* Available data:
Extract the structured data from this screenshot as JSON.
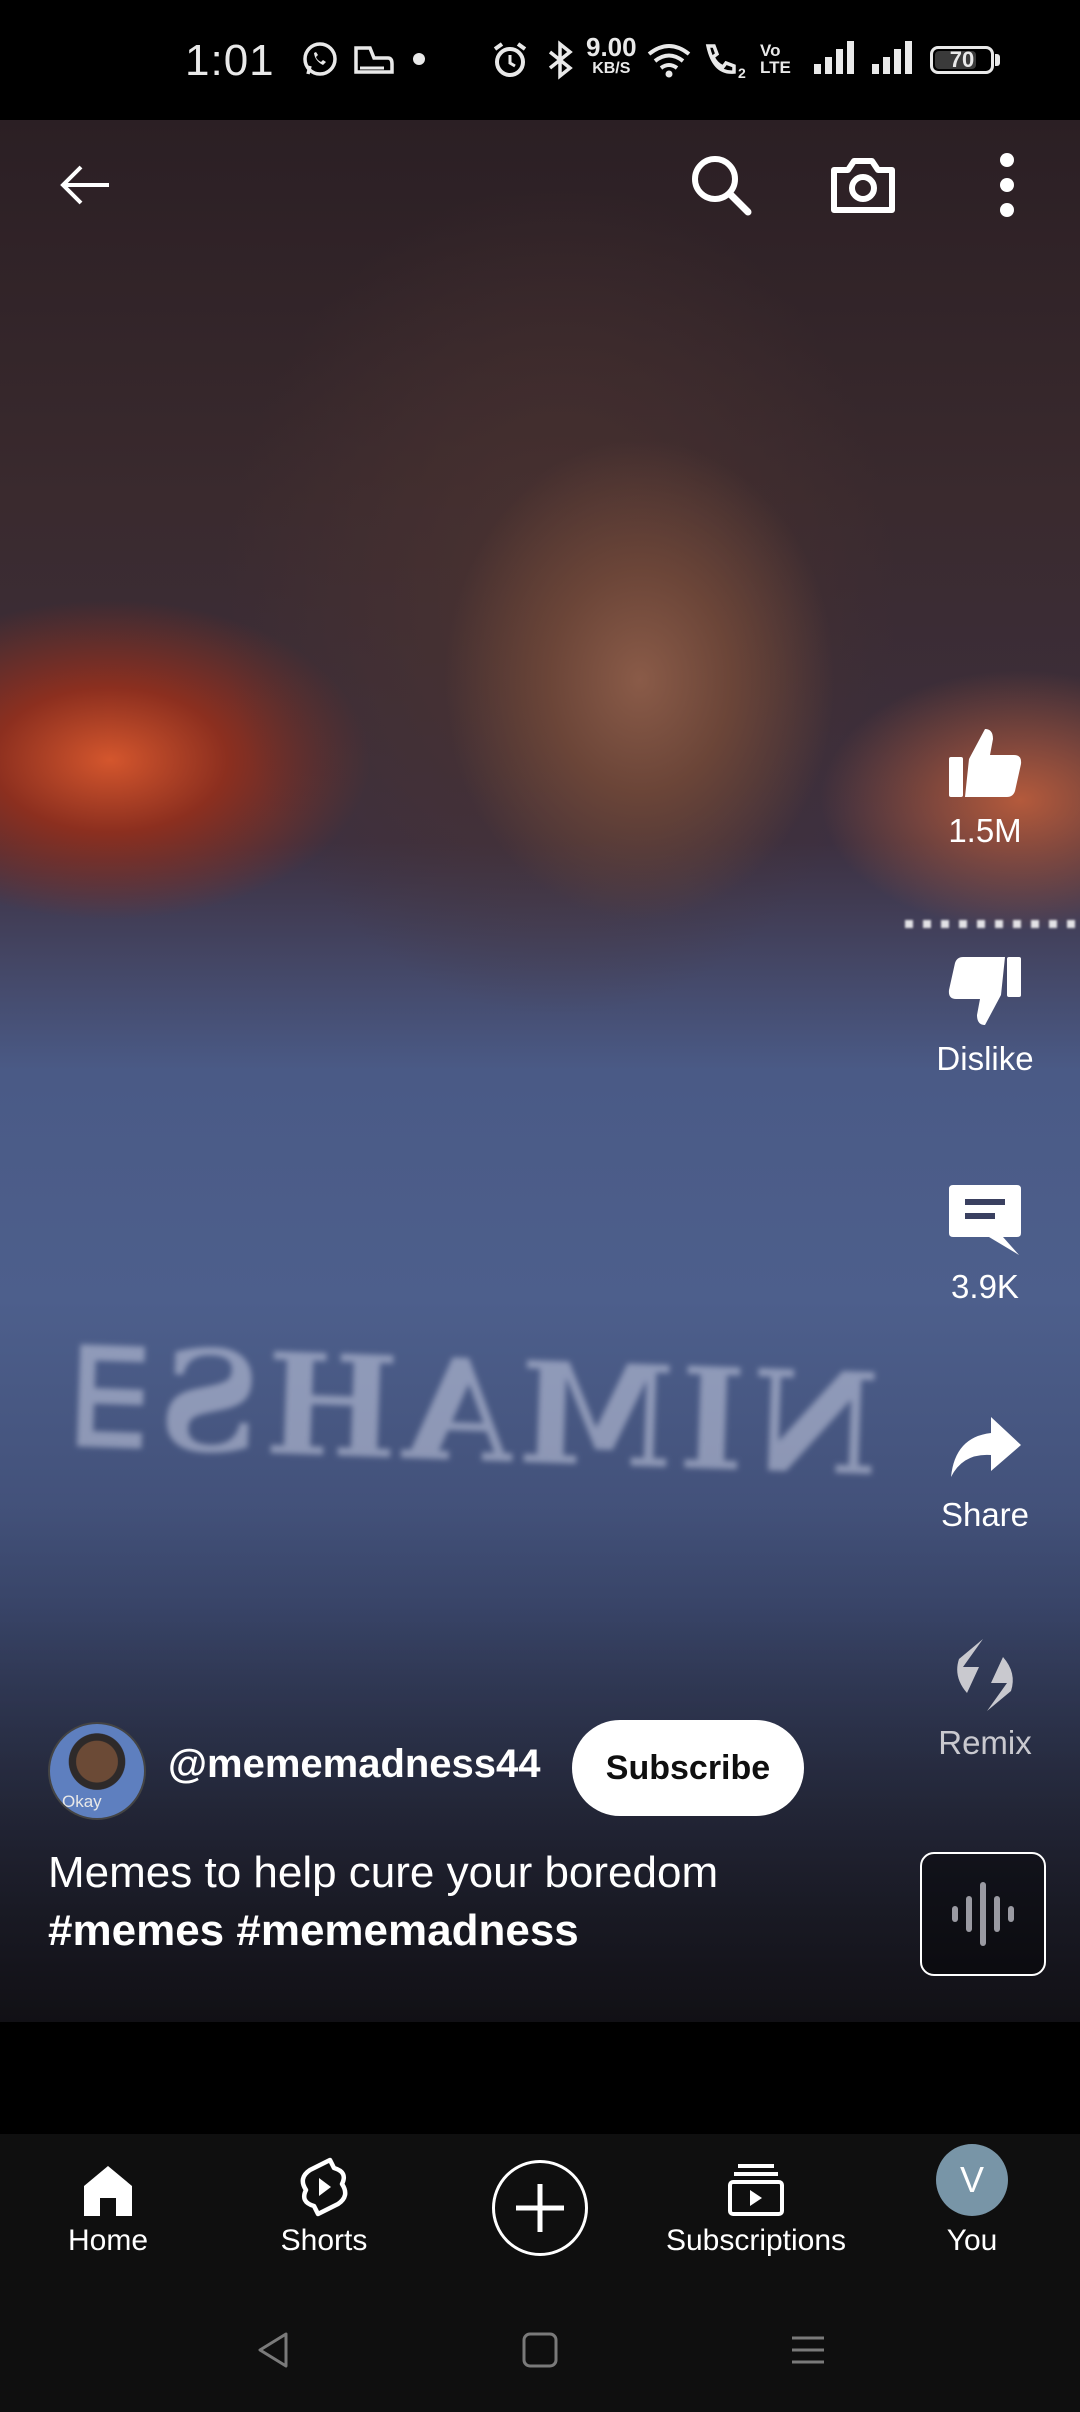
{
  "status_bar": {
    "time": "1:01",
    "net_speed_value": "9.00",
    "net_speed_unit": "KB/S",
    "volte_top": "Vo",
    "volte_bottom": "LTE",
    "call_sim": "2",
    "battery": "70",
    "battery_level": 0.7,
    "icons": [
      "whatsapp-icon",
      "gamepad-icon",
      "dot-icon",
      "alarm-icon",
      "bluetooth-icon",
      "wifi-icon",
      "wifi-call-icon",
      "signal-icon",
      "signal-icon",
      "battery-icon"
    ]
  },
  "video": {
    "shirt_text": "NIMAHS∃"
  },
  "top_bar": {
    "icons": [
      "back-arrow-icon",
      "search-icon",
      "camera-icon",
      "more-vert-icon"
    ]
  },
  "actions": {
    "like_count": "1.5M",
    "dislike_label": "Dislike",
    "comment_count": "3.9K",
    "share_label": "Share",
    "remix_label": "Remix"
  },
  "channel": {
    "handle": "@mememadness44",
    "avatar_caption": "Okay",
    "subscribe_label": "Subscribe"
  },
  "caption": {
    "text": "Memes to help cure your boredom",
    "hashtags": "#memes #mememadness"
  },
  "bottom_nav": {
    "items": [
      {
        "label": "Home",
        "icon": "home-icon"
      },
      {
        "label": "Shorts",
        "icon": "shorts-icon"
      },
      {
        "label": "",
        "icon": "create-plus-icon"
      },
      {
        "label": "Subscriptions",
        "icon": "subscriptions-icon"
      },
      {
        "label": "You",
        "icon": "avatar"
      }
    ],
    "you_initial": "V"
  },
  "colors": {
    "subscribe_bg": "#ffffff",
    "nav_bg": "#0f0f0f",
    "you_avatar": "#7895a7"
  }
}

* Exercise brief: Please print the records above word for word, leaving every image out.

* Solution to this problem:
Extract the structured data from this screenshot as JSON.
{
  "status_bar": {
    "time": "1:01",
    "net_speed_value": "9.00",
    "net_speed_unit": "KB/S",
    "volte_top": "Vo",
    "volte_bottom": "LTE",
    "call_sim": "2",
    "battery": "70",
    "battery_level": 0.7,
    "icons": [
      "whatsapp-icon",
      "gamepad-icon",
      "dot-icon",
      "alarm-icon",
      "bluetooth-icon",
      "wifi-icon",
      "wifi-call-icon",
      "signal-icon",
      "signal-icon",
      "battery-icon"
    ]
  },
  "video": {
    "shirt_text": "NIMAHS∃"
  },
  "top_bar": {
    "icons": [
      "back-arrow-icon",
      "search-icon",
      "camera-icon",
      "more-vert-icon"
    ]
  },
  "actions": {
    "like_count": "1.5M",
    "dislike_label": "Dislike",
    "comment_count": "3.9K",
    "share_label": "Share",
    "remix_label": "Remix"
  },
  "channel": {
    "handle": "@mememadness44",
    "avatar_caption": "Okay",
    "subscribe_label": "Subscribe"
  },
  "caption": {
    "text": "Memes to help cure your boredom",
    "hashtags": "#memes #mememadness"
  },
  "bottom_nav": {
    "items": [
      {
        "label": "Home",
        "icon": "home-icon"
      },
      {
        "label": "Shorts",
        "icon": "shorts-icon"
      },
      {
        "label": "",
        "icon": "create-plus-icon"
      },
      {
        "label": "Subscriptions",
        "icon": "subscriptions-icon"
      },
      {
        "label": "You",
        "icon": "avatar"
      }
    ],
    "you_initial": "V"
  },
  "colors": {
    "subscribe_bg": "#ffffff",
    "nav_bg": "#0f0f0f",
    "you_avatar": "#7895a7"
  }
}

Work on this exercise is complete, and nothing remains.